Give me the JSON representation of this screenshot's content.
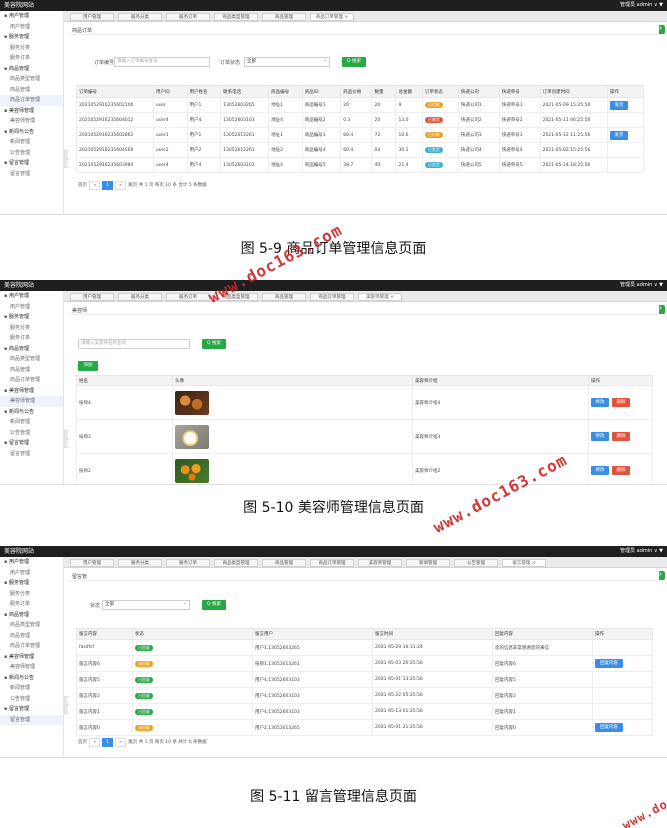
{
  "figure1": {
    "caption": "图 5-9 商品订单管理信息页面",
    "app_title": "美容院网站",
    "user": "管理员  admin ∨  ▼",
    "sidebar": [
      "用户管理",
      "用户管理",
      "服务管理",
      "服务分类",
      "服务订单",
      "商品管理",
      "商品类型管理",
      "商品管理",
      "商品订单管理",
      "美容师管理",
      "美容师管理",
      "新闻与公告",
      "新闻管理",
      "公告管理",
      "留言管理",
      "留言管理"
    ],
    "tabs": [
      "用户管理",
      "服务分类",
      "服务订单",
      "商品类型管理",
      "商品管理",
      "商品订单管理"
    ],
    "panel_title": "商品订单",
    "filter_label1": "订单编号",
    "filter_placeholder1": "请输入订单编号查询",
    "filter_label2": "订单状态",
    "filter_value2": "全部",
    "search_label": "Q 搜索",
    "columns": [
      "订单编号",
      "用户ID",
      "用户姓名",
      "联系电话",
      "商品编号",
      "商品ID",
      "商品价格",
      "数量",
      "总金额",
      "订单状态",
      "快递公司",
      "快递单号",
      "订单创建时间",
      "操作"
    ],
    "rows": [
      [
        "2021052916235602100",
        "user",
        "用户1",
        "13052603265",
        "地址1",
        "商品编号1",
        "20",
        "20",
        "9",
        "已付款",
        "快递公司1",
        "快递单号1",
        "2021-05-09 15:25:56",
        "发货"
      ],
      [
        "2021052916235604012",
        "user4",
        "用户4",
        "13052603103",
        "地址4",
        "商品编号2",
        "0.3",
        "20",
        "13.0",
        "已收货",
        "快递公司2",
        "快递单号2",
        "2021-05-11 06:25:56",
        ""
      ],
      [
        "2021052916235602861",
        "user1",
        "用户1",
        "13052612261",
        "地址1",
        "商品编号3",
        "60.4",
        "72",
        "10.6",
        "已付款",
        "快递公司3",
        "快递单号3",
        "2021-05-12 11:25:56",
        "发货"
      ],
      [
        "2021052916235604569",
        "user2",
        "用户2",
        "13052612261",
        "地址2",
        "商品编号4",
        "60.4",
        "04",
        "30.1",
        "已发货",
        "快递公司4",
        "快递单号4",
        "2021-05-02 15:25:56",
        ""
      ],
      [
        "2021052916235603980",
        "user4",
        "用户4",
        "13052603103",
        "地址4",
        "商品编号5",
        "38.7",
        "40",
        "21.4",
        "已发货",
        "快递公司5",
        "快递单号5",
        "2021-05-24 18:25:56",
        ""
      ]
    ],
    "pager": {
      "prev": "首页",
      "first": "«",
      "cur": "1",
      "next": "»",
      "last": "尾页",
      "info": "共 1 页  每页 10 条  合计 5 条数据"
    }
  },
  "figure2": {
    "caption": "图 5-10 美容师管理信息页面",
    "tabs": [
      "用户管理",
      "服务分类",
      "服务订单",
      "商品类型管理",
      "商品管理",
      "商品订单管理",
      "美容师管理"
    ],
    "panel_title": "美容师",
    "filter_placeholder": "请输入美容师名称查询",
    "search_label": "Q 搜索",
    "add_label": "添加",
    "columns": [
      "姓名",
      "头像",
      "美容师介绍",
      "操作"
    ],
    "rows": [
      [
        "技师4",
        "美容师介绍4"
      ],
      [
        "技师3",
        "美容师介绍3"
      ],
      [
        "技师2",
        "美容师介绍2"
      ]
    ],
    "edit_label": "修改",
    "delete_label": "删除"
  },
  "figure3": {
    "caption": "图 5-11 留言管理信息页面",
    "tabs": [
      "用户管理",
      "服务分类",
      "服务订单",
      "商品类型管理",
      "商品管理",
      "商品订单管理",
      "美容师管理",
      "新闻管理",
      "公告管理",
      "留言管理"
    ],
    "panel_title": "留言管",
    "filter_label": "状态",
    "filter_value": "全部",
    "search_label": "Q 搜索",
    "columns": [
      "留言内容",
      "状态",
      "留言用户",
      "留言时间",
      "回复内容",
      "操作"
    ],
    "rows": [
      [
        "fasdfsf",
        "已回复",
        "用户1,13052603265",
        "2021-05-29 16:31:24",
        "您的信息非常感谢您的来信",
        ""
      ],
      [
        "留言内容6",
        "未回复",
        "技师1,13053013261",
        "2021-05-03 20:25:56",
        "回复内容6",
        "回复内容"
      ],
      [
        "留言内容5",
        "已回复",
        "用户4,13052603103",
        "2021-05-01 13:25:56",
        "回复内容5",
        ""
      ],
      [
        "留言内容2",
        "已回复",
        "用户4,13052603103",
        "2021-05-22 05:25:56",
        "回复内容2",
        ""
      ],
      [
        "留言内容1",
        "已回复",
        "用户4,13052603103",
        "2021-05-13 01:25:56",
        "回复内容1",
        ""
      ],
      [
        "留言内容0",
        "未回复",
        "用户2,13053013265",
        "2021-05-01 21:25:56",
        "回复内容0",
        "回复内容"
      ]
    ],
    "pager": {
      "prev": "首页",
      "first": "«",
      "cur": "1",
      "next": "»",
      "last": "尾页",
      "info": "共 1 页  每页 10 条  共计 6 条数据"
    }
  },
  "watermark_text": "www.doc163.com",
  "colors": {
    "green": "#27a845",
    "blue": "#3a8ee6",
    "red": "#e0533f",
    "orange": "#f0a020",
    "teal": "#3bb0d0"
  }
}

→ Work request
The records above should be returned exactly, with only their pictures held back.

→ Your response
Give me the JSON representation of this screenshot's content.
{
  "figure1": {
    "caption": "图 5-9 商品订单管理信息页面",
    "app_title": "美容院网站",
    "user": "管理员  admin ∨  ▼",
    "sidebar": [
      "用户管理",
      "用户管理",
      "服务管理",
      "服务分类",
      "服务订单",
      "商品管理",
      "商品类型管理",
      "商品管理",
      "商品订单管理",
      "美容师管理",
      "美容师管理",
      "新闻与公告",
      "新闻管理",
      "公告管理",
      "留言管理",
      "留言管理"
    ],
    "tabs": [
      "用户管理",
      "服务分类",
      "服务订单",
      "商品类型管理",
      "商品管理",
      "商品订单管理"
    ],
    "panel_title": "商品订单",
    "filter_label1": "订单编号",
    "filter_placeholder1": "请输入订单编号查询",
    "filter_label2": "订单状态",
    "filter_value2": "全部",
    "search_label": "Q 搜索",
    "columns": [
      "订单编号",
      "用户ID",
      "用户姓名",
      "联系电话",
      "商品编号",
      "商品ID",
      "商品价格",
      "数量",
      "总金额",
      "订单状态",
      "快递公司",
      "快递单号",
      "订单创建时间",
      "操作"
    ],
    "rows": [
      [
        "2021052916235602100",
        "user",
        "用户1",
        "13052603265",
        "地址1",
        "商品编号1",
        "20",
        "20",
        "9",
        "已付款",
        "快递公司1",
        "快递单号1",
        "2021-05-09 15:25:56",
        "发货"
      ],
      [
        "2021052916235604012",
        "user4",
        "用户4",
        "13052603103",
        "地址4",
        "商品编号2",
        "0.3",
        "20",
        "13.0",
        "已收货",
        "快递公司2",
        "快递单号2",
        "2021-05-11 06:25:56",
        ""
      ],
      [
        "2021052916235602861",
        "user1",
        "用户1",
        "13052612261",
        "地址1",
        "商品编号3",
        "60.4",
        "72",
        "10.6",
        "已付款",
        "快递公司3",
        "快递单号3",
        "2021-05-12 11:25:56",
        "发货"
      ],
      [
        "2021052916235604569",
        "user2",
        "用户2",
        "13052612261",
        "地址2",
        "商品编号4",
        "60.4",
        "04",
        "30.1",
        "已发货",
        "快递公司4",
        "快递单号4",
        "2021-05-02 15:25:56",
        ""
      ],
      [
        "2021052916235603980",
        "user4",
        "用户4",
        "13052603103",
        "地址4",
        "商品编号5",
        "38.7",
        "40",
        "21.4",
        "已发货",
        "快递公司5",
        "快递单号5",
        "2021-05-24 18:25:56",
        ""
      ]
    ],
    "pager": {
      "prev": "首页",
      "first": "«",
      "cur": "1",
      "next": "»",
      "last": "尾页",
      "info": "共 1 页  每页 10 条  合计 5 条数据"
    }
  },
  "figure2": {
    "caption": "图 5-10 美容师管理信息页面",
    "tabs": [
      "用户管理",
      "服务分类",
      "服务订单",
      "商品类型管理",
      "商品管理",
      "商品订单管理",
      "美容师管理"
    ],
    "panel_title": "美容师",
    "filter_placeholder": "请输入美容师名称查询",
    "search_label": "Q 搜索",
    "add_label": "添加",
    "columns": [
      "姓名",
      "头像",
      "美容师介绍",
      "操作"
    ],
    "rows": [
      [
        "技师4",
        "美容师介绍4"
      ],
      [
        "技师3",
        "美容师介绍3"
      ],
      [
        "技师2",
        "美容师介绍2"
      ]
    ],
    "edit_label": "修改",
    "delete_label": "删除"
  },
  "figure3": {
    "caption": "图 5-11 留言管理信息页面",
    "tabs": [
      "用户管理",
      "服务分类",
      "服务订单",
      "商品类型管理",
      "商品管理",
      "商品订单管理",
      "美容师管理",
      "新闻管理",
      "公告管理",
      "留言管理"
    ],
    "panel_title": "留言管",
    "filter_label": "状态",
    "filter_value": "全部",
    "search_label": "Q 搜索",
    "columns": [
      "留言内容",
      "状态",
      "留言用户",
      "留言时间",
      "回复内容",
      "操作"
    ],
    "rows": [
      [
        "fasdfsf",
        "已回复",
        "用户1,13052603265",
        "2021-05-29 16:31:24",
        "您的信息非常感谢您的来信",
        ""
      ],
      [
        "留言内容6",
        "未回复",
        "技师1,13053013261",
        "2021-05-03 20:25:56",
        "回复内容6",
        "回复内容"
      ],
      [
        "留言内容5",
        "已回复",
        "用户4,13052603103",
        "2021-05-01 13:25:56",
        "回复内容5",
        ""
      ],
      [
        "留言内容2",
        "已回复",
        "用户4,13052603103",
        "2021-05-22 05:25:56",
        "回复内容2",
        ""
      ],
      [
        "留言内容1",
        "已回复",
        "用户4,13052603103",
        "2021-05-13 01:25:56",
        "回复内容1",
        ""
      ],
      [
        "留言内容0",
        "未回复",
        "用户2,13053013265",
        "2021-05-01 21:25:56",
        "回复内容0",
        "回复内容"
      ]
    ],
    "pager": {
      "prev": "首页",
      "first": "«",
      "cur": "1",
      "next": "»",
      "last": "尾页",
      "info": "共 1 页  每页 10 条  共计 6 条数据"
    }
  },
  "watermark_text": "www.doc163.com",
  "colors": {
    "green": "#27a845",
    "blue": "#3a8ee6",
    "red": "#e0533f",
    "orange": "#f0a020",
    "teal": "#3bb0d0"
  }
}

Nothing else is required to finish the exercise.